Content starts

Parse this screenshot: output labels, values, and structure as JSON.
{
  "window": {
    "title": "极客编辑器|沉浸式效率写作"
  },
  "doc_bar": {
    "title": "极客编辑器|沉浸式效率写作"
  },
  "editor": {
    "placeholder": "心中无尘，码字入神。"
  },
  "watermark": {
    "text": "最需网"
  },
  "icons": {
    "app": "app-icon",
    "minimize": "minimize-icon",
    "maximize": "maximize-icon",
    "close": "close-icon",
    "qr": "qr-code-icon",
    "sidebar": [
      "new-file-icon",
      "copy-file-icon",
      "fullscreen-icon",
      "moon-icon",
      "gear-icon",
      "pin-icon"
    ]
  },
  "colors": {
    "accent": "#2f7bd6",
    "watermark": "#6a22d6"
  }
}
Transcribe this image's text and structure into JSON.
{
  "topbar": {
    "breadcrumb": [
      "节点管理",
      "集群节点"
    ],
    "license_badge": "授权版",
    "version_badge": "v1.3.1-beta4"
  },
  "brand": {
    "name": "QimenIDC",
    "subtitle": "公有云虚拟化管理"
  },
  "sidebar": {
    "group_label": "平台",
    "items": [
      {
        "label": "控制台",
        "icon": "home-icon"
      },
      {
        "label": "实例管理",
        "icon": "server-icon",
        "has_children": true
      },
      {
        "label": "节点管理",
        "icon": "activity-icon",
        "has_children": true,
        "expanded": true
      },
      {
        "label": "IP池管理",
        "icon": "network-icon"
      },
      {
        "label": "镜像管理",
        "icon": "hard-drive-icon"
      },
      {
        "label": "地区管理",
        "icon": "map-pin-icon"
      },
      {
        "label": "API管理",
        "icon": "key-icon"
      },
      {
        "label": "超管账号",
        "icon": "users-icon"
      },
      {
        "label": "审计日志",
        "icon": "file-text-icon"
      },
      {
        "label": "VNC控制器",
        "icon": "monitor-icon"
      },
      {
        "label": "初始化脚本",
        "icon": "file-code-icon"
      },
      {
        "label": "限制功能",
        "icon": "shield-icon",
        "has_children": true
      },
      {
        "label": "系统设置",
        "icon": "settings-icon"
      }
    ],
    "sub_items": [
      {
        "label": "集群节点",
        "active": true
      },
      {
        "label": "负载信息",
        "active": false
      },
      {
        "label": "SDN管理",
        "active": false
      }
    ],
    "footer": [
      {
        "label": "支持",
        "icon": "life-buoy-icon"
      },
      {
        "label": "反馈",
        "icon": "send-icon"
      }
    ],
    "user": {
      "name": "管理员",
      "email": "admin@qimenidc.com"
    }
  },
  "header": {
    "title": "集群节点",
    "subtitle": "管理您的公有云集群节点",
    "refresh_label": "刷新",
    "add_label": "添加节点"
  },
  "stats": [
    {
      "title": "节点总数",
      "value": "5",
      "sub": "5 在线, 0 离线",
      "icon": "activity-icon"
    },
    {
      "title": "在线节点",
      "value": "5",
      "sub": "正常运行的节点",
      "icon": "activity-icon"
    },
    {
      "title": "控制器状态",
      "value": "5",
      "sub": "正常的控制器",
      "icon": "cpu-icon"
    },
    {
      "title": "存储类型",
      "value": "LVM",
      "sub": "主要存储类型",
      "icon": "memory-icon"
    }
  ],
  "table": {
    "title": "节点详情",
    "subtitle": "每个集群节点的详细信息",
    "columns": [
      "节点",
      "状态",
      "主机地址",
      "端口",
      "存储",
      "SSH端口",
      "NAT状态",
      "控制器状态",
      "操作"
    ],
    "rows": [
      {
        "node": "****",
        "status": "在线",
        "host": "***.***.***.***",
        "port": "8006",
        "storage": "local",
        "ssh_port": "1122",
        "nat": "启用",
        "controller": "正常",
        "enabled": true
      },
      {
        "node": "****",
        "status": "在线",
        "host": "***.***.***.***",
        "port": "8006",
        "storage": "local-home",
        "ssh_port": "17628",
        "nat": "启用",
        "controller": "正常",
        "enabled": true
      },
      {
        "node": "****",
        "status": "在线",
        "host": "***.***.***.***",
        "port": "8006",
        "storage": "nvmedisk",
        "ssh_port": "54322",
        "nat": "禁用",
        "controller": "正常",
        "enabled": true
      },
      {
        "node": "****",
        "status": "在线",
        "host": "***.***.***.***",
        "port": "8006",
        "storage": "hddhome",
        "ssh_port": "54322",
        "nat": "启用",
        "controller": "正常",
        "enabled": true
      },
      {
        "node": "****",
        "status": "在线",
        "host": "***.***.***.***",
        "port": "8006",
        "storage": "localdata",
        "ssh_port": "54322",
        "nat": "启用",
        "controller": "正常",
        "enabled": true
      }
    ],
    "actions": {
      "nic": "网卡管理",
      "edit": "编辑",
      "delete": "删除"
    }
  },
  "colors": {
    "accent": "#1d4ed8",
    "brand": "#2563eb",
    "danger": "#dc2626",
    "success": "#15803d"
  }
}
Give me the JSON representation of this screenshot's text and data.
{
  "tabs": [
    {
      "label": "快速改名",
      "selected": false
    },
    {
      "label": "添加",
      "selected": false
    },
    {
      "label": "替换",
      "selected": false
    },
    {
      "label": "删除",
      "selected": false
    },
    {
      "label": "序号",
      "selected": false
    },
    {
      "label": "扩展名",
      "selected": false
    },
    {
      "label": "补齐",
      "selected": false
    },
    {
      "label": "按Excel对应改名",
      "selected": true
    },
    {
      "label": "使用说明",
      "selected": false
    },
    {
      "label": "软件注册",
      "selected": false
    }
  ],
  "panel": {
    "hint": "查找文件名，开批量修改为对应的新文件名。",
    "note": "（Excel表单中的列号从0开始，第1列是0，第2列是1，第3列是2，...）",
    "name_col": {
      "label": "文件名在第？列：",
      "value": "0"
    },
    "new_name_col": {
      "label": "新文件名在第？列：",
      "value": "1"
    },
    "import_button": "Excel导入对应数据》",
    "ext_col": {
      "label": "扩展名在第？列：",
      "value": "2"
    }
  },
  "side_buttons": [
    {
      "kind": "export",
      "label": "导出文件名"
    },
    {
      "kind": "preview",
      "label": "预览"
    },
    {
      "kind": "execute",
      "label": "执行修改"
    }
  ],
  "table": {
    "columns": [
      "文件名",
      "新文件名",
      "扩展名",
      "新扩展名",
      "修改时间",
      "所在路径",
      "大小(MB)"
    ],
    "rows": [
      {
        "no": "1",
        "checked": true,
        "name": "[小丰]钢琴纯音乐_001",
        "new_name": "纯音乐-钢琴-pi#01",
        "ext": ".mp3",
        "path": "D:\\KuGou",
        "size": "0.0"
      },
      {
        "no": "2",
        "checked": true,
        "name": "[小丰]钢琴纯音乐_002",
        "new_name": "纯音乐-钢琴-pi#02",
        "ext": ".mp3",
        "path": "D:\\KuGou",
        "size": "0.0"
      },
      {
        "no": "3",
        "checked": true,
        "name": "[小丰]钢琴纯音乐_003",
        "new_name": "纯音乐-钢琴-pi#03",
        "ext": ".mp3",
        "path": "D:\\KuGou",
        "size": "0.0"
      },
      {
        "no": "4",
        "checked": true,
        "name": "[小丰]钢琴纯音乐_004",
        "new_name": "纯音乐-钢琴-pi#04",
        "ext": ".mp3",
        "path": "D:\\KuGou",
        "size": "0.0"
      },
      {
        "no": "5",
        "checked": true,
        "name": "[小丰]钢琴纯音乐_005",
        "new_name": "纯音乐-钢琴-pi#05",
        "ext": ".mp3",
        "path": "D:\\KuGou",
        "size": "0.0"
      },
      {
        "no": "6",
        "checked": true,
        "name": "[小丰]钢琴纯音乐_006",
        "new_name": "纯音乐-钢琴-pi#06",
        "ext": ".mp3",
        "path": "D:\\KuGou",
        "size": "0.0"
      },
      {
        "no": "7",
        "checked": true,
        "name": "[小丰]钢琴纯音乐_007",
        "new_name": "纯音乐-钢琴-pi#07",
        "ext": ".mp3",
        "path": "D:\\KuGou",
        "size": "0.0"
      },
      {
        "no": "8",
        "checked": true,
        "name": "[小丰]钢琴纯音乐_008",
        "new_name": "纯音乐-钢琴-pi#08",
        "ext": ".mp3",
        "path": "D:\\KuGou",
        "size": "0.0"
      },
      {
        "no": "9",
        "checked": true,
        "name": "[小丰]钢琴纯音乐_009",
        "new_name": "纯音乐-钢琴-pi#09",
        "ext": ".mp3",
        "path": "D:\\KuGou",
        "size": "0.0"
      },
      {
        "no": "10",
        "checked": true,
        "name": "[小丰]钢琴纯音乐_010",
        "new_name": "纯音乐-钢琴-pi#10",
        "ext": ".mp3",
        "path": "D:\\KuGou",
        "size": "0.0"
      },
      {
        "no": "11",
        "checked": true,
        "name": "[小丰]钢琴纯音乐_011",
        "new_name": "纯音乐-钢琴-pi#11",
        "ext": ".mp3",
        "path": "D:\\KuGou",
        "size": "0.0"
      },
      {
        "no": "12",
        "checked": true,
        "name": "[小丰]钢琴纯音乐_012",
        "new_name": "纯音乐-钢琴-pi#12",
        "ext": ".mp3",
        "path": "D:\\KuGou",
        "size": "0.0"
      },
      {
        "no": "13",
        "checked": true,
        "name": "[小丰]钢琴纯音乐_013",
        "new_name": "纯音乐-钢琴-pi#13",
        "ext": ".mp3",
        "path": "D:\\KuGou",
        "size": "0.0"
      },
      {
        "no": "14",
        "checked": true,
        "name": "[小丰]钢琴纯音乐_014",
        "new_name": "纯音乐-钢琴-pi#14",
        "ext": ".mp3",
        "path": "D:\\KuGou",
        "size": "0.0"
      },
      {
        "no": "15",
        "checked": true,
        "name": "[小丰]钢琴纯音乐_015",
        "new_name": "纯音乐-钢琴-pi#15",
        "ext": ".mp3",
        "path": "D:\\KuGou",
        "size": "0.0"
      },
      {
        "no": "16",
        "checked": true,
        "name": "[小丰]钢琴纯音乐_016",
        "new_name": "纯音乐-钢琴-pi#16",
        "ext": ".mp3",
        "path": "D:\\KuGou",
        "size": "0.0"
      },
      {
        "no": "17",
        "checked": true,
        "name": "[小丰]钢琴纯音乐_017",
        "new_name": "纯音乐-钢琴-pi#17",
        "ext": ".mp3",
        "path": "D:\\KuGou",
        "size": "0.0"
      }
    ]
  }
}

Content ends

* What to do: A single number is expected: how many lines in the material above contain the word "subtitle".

* The answer: 3